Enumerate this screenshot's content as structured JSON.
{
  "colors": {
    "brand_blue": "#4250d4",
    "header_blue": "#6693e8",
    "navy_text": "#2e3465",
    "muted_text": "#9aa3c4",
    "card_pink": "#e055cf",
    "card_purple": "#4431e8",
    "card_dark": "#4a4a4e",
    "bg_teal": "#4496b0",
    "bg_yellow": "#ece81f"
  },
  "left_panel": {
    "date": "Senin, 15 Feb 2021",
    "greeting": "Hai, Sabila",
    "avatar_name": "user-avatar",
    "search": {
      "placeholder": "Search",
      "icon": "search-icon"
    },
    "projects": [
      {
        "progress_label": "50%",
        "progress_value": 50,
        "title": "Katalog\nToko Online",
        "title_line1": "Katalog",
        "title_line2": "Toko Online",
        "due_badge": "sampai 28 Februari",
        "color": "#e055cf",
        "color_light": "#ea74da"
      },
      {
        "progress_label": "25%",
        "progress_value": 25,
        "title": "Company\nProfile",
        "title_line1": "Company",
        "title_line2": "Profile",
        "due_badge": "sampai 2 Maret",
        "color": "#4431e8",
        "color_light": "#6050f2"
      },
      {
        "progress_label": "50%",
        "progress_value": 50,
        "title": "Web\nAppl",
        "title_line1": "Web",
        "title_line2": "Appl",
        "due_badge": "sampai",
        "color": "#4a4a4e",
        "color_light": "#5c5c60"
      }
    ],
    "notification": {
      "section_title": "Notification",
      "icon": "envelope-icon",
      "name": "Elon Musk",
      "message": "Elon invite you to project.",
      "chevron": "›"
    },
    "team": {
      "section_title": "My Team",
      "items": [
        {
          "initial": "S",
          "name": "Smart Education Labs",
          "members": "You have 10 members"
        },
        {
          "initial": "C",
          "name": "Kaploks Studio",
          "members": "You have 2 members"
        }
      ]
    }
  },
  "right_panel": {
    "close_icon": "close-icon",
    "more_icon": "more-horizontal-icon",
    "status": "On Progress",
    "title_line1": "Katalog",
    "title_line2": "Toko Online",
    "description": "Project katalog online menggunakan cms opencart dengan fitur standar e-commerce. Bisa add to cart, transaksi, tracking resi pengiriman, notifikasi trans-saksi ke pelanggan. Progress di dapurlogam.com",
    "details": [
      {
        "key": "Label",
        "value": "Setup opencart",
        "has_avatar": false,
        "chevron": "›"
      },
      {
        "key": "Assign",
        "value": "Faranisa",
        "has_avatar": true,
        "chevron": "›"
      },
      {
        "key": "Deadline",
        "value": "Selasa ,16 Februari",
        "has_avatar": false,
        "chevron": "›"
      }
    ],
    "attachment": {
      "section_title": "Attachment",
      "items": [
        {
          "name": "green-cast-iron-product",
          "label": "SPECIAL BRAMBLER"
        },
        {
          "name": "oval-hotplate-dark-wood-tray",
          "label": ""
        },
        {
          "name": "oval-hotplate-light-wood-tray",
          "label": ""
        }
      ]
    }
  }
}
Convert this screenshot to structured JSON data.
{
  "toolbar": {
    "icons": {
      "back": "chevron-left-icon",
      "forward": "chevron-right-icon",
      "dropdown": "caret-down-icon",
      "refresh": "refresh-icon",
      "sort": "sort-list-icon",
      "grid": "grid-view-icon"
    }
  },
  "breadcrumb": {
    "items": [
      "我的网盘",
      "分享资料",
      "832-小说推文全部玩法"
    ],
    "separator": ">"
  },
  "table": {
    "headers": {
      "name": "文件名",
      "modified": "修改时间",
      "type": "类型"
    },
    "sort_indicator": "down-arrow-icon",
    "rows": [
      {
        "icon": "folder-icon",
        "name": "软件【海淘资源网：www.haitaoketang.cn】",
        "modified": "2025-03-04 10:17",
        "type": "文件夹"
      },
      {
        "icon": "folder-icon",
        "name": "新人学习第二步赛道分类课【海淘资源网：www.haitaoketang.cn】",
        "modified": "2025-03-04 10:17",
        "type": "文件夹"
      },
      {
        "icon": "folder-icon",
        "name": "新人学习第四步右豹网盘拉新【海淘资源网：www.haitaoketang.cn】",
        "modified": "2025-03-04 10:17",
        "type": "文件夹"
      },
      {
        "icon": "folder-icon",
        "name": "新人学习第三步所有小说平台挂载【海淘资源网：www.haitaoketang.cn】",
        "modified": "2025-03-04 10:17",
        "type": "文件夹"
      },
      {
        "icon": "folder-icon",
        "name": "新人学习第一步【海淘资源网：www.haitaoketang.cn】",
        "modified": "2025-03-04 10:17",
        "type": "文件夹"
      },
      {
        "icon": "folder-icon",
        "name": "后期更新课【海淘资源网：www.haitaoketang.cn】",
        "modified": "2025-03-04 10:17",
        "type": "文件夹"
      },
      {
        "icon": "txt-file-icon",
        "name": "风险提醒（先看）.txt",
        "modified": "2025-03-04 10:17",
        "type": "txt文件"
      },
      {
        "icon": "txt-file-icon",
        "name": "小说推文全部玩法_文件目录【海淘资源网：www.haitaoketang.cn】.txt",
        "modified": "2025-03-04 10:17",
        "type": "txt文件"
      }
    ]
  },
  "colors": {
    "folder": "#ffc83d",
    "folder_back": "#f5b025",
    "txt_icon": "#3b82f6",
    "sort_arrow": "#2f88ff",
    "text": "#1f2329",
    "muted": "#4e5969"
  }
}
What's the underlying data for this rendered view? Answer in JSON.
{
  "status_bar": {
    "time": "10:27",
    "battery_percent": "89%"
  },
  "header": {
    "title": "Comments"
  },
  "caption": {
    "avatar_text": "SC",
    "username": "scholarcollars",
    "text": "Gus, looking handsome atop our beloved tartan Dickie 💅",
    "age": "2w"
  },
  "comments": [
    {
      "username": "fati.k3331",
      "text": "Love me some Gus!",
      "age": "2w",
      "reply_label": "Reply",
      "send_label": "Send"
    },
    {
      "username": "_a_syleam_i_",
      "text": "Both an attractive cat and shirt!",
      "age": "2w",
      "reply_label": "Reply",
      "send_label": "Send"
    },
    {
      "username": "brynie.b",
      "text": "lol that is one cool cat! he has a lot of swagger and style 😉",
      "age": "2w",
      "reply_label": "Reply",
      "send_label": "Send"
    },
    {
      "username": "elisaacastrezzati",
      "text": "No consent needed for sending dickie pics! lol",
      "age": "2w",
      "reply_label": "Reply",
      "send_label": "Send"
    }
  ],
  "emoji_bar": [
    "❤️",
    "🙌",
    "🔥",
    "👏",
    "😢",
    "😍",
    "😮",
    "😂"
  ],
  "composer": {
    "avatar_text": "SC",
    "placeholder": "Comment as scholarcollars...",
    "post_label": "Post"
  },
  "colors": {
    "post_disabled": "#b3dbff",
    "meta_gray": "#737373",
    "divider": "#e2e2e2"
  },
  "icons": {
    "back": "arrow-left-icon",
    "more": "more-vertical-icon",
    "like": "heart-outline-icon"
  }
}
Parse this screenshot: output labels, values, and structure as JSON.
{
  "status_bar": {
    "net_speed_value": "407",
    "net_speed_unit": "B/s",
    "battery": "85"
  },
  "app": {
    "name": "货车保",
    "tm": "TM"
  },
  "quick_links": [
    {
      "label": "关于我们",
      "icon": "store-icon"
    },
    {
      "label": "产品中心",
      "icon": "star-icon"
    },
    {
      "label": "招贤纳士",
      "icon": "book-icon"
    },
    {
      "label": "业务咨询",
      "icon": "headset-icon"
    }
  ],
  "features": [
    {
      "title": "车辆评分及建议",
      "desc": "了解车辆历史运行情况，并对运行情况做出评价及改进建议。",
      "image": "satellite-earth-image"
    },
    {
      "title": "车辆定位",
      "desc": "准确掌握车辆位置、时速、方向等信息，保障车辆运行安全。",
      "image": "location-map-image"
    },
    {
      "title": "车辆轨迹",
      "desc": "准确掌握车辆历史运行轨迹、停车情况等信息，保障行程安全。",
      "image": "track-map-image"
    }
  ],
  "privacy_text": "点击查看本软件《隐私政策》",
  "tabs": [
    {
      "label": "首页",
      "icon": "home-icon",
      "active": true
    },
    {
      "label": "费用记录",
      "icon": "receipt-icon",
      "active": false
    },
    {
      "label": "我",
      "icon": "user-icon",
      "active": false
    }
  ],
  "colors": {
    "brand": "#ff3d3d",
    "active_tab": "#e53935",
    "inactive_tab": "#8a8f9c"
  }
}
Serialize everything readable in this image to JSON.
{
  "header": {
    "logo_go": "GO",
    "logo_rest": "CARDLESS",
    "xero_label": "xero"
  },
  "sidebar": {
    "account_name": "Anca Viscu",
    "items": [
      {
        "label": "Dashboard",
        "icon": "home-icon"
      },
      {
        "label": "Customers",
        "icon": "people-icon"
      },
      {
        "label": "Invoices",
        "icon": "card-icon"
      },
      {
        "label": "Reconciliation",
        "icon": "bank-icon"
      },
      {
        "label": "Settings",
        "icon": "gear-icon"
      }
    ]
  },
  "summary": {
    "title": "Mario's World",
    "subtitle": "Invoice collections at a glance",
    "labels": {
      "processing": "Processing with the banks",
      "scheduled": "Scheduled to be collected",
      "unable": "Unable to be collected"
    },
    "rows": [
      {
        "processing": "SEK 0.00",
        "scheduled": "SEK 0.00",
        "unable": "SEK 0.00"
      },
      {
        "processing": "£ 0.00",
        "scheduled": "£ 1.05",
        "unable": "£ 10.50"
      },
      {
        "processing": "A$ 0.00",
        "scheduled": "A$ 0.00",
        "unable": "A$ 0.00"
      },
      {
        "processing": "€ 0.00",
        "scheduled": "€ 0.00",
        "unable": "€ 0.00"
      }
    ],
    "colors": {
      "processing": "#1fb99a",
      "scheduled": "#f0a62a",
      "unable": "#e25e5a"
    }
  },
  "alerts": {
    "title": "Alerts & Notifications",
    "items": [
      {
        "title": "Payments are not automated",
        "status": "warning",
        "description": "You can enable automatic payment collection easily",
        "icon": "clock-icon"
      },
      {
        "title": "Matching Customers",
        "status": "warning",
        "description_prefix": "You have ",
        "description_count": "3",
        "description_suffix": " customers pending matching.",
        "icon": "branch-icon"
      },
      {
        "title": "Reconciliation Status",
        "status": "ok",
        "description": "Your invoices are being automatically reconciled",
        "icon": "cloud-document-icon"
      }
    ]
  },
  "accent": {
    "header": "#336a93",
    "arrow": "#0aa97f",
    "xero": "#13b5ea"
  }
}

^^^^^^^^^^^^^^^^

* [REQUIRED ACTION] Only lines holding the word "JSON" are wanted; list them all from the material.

* [SOLUTION FOR THIS PROBLEM]
Enumerate this screenshot's content as structured JSON.
Convert this screenshot to structured JSON data.
What's the underlying data for this rendered view? Answer in JSON.
Parse this screenshot: output labels, values, and structure as JSON.
Serialize everything readable in this image to JSON.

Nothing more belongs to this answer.